Congratulations Matt, and the Grade 11 history class!

Go to Winnipeg teacher wins GG Award at http://www.cbc.ca/news/canada/manitoba/scene/winnipeg-teacher-wins-gg-award-1.2159524

Wednesday, October 2, 2013

Friends of the Tecumseh Monuments


The expansion of the site of the Tecumseh Monument is southwesters Ontario has launched a Buy a Brick Program to renovate and expand the existing site.

You can read the plans for expansion at http://www.tecumsehmonument.ca/

Individuals or companies can purchase bricks for $30. Each brick can be inscribed with a message of up to 25 characters

Wednesday, September 25, 2013

1911 Census Updated

Ancestry.ca has updated the 1911 Census database.

There are now over 7-million names on the database.

This database is an every name index, and it covers the provinces of Alberta, British Columbia, Manitoba, New Brunswick, Nova Scotia, Ontario, Prince Edward Island, Quebec, and Saskatchewan, and two territories - the Yukon Territory and the Northwest Territories.

Go to the website at http://search.ancestry.ca/search/db.aspx?dbid=8947












Saturday, August 31, 2013

Library and Archives Canada and Canadiana.org announces partnership

Last week, I reported on the new digitization partnership between the Library and Archives Canada (LAC) and Canadian.org (see blog posting of Aug 23rd  “Some land records are being digitized”), and now it has been made official.

The LAC has agreed to a “large-scale digitization partnership involving about 60 million images from numerous collections”.   

A couple of things caught my eye –

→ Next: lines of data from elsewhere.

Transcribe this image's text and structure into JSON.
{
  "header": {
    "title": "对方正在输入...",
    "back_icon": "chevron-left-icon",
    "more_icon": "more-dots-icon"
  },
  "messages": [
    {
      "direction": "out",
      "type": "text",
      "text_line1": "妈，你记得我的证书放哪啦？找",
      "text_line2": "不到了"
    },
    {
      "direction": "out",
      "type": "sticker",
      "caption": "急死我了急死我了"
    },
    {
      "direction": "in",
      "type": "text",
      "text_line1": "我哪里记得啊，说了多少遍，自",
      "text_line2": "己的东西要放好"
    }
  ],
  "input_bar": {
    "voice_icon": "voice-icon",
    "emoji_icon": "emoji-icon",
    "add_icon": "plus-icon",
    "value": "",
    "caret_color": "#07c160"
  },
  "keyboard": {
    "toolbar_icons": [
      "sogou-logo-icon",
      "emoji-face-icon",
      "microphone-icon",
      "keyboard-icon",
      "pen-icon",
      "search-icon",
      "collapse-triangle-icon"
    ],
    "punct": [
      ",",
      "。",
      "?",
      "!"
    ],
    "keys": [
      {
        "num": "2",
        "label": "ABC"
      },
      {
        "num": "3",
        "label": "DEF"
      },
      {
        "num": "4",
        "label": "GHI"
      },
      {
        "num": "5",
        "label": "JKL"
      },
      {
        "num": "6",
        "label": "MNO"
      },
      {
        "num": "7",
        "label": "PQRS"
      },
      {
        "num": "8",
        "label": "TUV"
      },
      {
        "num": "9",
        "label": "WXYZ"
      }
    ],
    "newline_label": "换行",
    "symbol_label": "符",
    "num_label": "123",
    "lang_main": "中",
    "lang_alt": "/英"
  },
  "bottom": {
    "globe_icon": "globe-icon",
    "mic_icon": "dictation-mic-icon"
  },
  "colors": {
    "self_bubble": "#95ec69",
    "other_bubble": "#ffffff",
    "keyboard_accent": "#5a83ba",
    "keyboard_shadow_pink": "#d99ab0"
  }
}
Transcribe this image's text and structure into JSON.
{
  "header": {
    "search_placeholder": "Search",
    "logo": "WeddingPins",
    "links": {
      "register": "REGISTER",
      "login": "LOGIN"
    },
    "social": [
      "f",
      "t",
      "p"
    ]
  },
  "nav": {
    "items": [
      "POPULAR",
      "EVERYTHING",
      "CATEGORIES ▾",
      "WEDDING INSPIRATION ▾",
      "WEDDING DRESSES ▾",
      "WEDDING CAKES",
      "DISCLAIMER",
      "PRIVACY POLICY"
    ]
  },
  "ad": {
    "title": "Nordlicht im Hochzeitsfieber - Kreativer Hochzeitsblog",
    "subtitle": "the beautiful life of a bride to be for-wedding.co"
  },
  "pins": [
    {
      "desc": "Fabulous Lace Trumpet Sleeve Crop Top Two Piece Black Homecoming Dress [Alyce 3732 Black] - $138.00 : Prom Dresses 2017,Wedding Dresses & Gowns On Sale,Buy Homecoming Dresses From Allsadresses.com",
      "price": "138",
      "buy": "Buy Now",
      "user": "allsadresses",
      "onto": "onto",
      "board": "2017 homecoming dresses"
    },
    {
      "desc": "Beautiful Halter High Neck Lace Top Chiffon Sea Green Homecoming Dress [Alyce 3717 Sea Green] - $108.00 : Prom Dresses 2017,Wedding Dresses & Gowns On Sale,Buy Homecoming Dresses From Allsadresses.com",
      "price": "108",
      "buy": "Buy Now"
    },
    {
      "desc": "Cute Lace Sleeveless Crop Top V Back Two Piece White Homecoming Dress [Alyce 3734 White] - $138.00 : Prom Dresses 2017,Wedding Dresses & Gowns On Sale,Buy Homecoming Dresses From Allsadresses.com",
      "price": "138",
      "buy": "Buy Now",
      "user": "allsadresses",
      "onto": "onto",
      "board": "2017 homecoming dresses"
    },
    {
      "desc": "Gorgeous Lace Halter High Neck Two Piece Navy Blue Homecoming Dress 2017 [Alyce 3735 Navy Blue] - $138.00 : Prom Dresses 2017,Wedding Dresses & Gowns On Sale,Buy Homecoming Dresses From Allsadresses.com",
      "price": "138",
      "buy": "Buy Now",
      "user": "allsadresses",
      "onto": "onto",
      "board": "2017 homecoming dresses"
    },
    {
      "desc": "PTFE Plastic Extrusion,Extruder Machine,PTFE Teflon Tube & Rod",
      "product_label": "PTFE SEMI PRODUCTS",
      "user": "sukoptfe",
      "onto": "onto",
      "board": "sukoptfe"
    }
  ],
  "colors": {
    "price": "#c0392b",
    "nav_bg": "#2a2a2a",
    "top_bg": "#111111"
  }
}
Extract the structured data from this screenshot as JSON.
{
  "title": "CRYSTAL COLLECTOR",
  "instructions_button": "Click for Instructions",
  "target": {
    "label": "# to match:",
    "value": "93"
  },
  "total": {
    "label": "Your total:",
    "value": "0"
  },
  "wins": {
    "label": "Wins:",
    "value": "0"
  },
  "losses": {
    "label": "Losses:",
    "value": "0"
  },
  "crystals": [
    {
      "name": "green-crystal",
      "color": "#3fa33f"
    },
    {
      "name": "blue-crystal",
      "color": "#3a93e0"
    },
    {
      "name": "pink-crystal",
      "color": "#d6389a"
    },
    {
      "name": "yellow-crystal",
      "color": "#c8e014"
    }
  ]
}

This will be a ”10-year agreement with this longstanding partner (which) covers the digitization, indexing and description of millions of personal, administrative and government documents, as well as land grants, war diaries and photographs. There will be no change for those Canadians who wish to access these collections at LAC.

The go on to further say that “Canadiana.org also will also transcribe millions of handwritten pages, and create related descriptions. Enhanced search tools facilitating access to these records will be available to Canadians free of charge at LAC, as well as at hundreds of subscribing libraries in regions across Canada. For a small monthly fee, Canadians will also be able to use the enhanced tools online to conduct advanced searches without leaving home

Notice that the press release says nothing about newspapers. And what will be the fee? And when will this take place?

It also sounds as if you want to see these records free of charge, you will have to visit them at the LAC in Ottawa.